The following is an article written by Jay Killackey, Executive Vice President, National Association of Postal Supervisors (NAPS)
You and Your Benefits under attack (February 28, 2011)
You might wonder why my article this month is on collective bargaining. As supervisors, managers and postmasters in the Postal Service, we do not enjoy the right to collective bargaining. But, since most current and retired EAS employees started their postal careers as craft employees, collective bargaining is something all postal employees have taken for granted for many years. Collective bargaining is the linchpin that provides us management employees with our consultative rights.
Anyone watching the news knows collective bargaining for state and federal government employees is under attack. Governors from several states and some elected leaders in Washington, DC, are of the opinion government employees no longer should have the right to collective bargaining. Why? Because, in the opinion of some, the basic right workers have to collective bargaining has bankrupted the country.
In the Postal Service, only the craft unions have collective bargaining, while field management employees have an exception to the rule excluding supervisory employees from collective bargaining. This exception is allowed for EAS employees as shown in Section 208 of the Postal Reorganization Act (PRA) of 1970.
Management associations in the Postal Service exist solely to represent EAS field employees. The PRA made it clear postal supervisors engage in consultation that is similar to, but not the same thing as, collective bargaining.
Our consultative rights provide NAPS and the other two postal management associations the ability to participate directly in the planning and development of pay policies and schedules, fringe benefit programs and other programs relating to supervisory and other managerial employees. Without our consultative rights, we would have to rely on the benevolence of the Postal Service, which otherwise could change a rule without even giving us time to review and respond.
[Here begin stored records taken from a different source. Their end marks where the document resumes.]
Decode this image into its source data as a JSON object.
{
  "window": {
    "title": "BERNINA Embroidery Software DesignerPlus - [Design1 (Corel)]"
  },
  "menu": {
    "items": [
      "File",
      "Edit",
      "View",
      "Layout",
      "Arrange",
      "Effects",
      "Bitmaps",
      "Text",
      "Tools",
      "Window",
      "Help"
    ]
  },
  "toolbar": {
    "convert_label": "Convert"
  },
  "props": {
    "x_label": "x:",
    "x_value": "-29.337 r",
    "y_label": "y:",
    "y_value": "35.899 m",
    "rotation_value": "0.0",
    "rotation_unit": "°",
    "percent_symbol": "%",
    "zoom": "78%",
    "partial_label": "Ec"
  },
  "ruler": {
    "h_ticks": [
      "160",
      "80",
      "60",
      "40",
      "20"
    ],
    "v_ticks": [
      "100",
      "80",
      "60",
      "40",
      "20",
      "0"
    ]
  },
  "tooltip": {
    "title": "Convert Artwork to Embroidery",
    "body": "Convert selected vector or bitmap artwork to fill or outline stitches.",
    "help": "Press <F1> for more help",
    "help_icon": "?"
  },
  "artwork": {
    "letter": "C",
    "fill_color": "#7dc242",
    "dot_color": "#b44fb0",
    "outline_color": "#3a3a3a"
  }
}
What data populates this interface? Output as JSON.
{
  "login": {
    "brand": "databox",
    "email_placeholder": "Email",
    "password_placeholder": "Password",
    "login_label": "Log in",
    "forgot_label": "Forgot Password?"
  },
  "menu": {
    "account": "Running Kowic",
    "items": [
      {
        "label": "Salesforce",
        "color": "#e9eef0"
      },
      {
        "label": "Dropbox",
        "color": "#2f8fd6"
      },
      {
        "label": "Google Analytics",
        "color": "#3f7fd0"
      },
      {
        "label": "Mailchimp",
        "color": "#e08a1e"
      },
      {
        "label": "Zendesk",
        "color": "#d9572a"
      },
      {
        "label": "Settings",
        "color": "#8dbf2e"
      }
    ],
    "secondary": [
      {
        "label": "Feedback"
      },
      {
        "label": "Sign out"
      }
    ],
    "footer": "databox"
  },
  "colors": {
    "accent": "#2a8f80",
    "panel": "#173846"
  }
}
Our consultative rights for pay and benefits begin at the end of collective bargaining periods for the largest of the postal unions.
Prominently displayed on our website and in our organization’s Constitution & Bylaws is the following; “The object of the Association is to promote, through appropriate and effective action, the welfare of its members, and to cooperate with USPS and other agencies of the federal government in a continuing effort to improve the service, to raise the standard of efficiency, and to widen the field of opportunity for its members who make the Postal Service or the federal government their life work.”
Because of our consultative rights, we successfully have helped our members in two major postal reorganizations in the past two years. With the major restructuring scheduled to be announced March 25, our consultative rights will be more precious than ever. But, collective bargaining and, possibly, our consultative rights, are on some elected officials’ radar scopes for extinction.
The new chairman of the House Subcommittee on Federal Workforce, U.S. Postal Service and Labor Policy, Rep. Dennis A. Ross (R-FL), of late has been posting tweets on the Internet, expressing his opinions of collective bargaining in the public sector. Ross has posted comments such as, “There is no constitutional basis for collective bargaining rights or unionization.” In another post, he said, “Private-sector unions were needed in the 20s and the 30s. They are even helpful in some ways today. Public-sector unions must go.”
With comments such as these from the chair of the committee that will be overseeing the future of the Postal Service, every member of a management association or postal union should be very concerned. The collective bargaining rights the unions now enjoy and the consultative rights the management associations have under Title 39 could be abridged or even eliminated under the new leadership of this House committee.
All too often in our country, people don’t get involved in a controversy until it immediately affects them. When someone is on the side of the road, many won’t even make a free cell phone call to advise authorities there is a person in distress, let alone stop for them. NAPS members cannot afford to sit on the sidelines while there are attacks on public-sector unions because today’s attacks at the state level will be tomorrow’s attacks on the federal level—aimed directly at the rights we enjoy as postal employees and managers.
Every NAPS member should contact his or her elected officials in Washington to say you want them to continue supporting collective bargaining by postal unions and to maintain our consultative rights with the Postal Service under Title 39, United States Code.